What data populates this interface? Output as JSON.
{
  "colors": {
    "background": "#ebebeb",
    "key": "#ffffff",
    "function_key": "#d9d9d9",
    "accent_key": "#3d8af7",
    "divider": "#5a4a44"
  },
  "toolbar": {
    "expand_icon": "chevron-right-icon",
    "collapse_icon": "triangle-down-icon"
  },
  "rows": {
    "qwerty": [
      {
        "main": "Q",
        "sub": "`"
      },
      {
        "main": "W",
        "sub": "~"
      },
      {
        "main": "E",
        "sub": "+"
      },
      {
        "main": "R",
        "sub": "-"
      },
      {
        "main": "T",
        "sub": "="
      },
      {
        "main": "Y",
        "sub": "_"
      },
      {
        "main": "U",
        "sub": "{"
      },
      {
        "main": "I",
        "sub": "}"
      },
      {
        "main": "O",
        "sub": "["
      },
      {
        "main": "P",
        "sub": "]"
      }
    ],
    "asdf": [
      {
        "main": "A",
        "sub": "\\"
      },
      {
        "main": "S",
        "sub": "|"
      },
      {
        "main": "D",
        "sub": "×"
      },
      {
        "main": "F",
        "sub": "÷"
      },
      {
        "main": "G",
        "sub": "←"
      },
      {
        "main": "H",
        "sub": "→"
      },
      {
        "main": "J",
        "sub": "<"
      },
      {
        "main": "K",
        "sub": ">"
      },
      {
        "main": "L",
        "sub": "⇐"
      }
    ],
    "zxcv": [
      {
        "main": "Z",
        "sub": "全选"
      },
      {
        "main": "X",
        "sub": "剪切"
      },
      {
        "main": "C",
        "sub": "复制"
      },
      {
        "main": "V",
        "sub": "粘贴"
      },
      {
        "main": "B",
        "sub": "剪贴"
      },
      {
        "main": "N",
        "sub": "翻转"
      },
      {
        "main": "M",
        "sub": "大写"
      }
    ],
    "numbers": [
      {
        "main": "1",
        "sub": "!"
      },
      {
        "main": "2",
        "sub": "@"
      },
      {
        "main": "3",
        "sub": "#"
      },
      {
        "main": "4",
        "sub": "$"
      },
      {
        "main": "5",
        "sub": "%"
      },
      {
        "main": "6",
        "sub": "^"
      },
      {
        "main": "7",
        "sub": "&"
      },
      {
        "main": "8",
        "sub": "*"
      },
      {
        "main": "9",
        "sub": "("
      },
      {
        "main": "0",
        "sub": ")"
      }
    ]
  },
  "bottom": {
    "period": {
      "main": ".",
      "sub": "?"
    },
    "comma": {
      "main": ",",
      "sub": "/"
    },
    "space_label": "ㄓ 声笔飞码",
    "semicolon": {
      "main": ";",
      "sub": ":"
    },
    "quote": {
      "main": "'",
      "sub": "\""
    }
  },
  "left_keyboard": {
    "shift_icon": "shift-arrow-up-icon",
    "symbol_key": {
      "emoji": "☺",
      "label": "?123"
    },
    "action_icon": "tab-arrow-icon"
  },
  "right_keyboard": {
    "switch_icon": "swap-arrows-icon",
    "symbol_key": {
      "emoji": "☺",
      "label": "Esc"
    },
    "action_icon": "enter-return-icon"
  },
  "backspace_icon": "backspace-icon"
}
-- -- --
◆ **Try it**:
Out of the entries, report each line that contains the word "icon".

◆ **Completed task**:
    "expand_icon": "chevron-right-icon",
    "collapse_icon": "triangle-down-icon"
    "shift_icon": "shift-arrow-up-icon",
    "action_icon": "tab-arrow-icon"
    "switch_icon": "swap-arrows-icon",
    "action_icon": "enter-return-icon"
  "backspace_icon": "backspace-icon"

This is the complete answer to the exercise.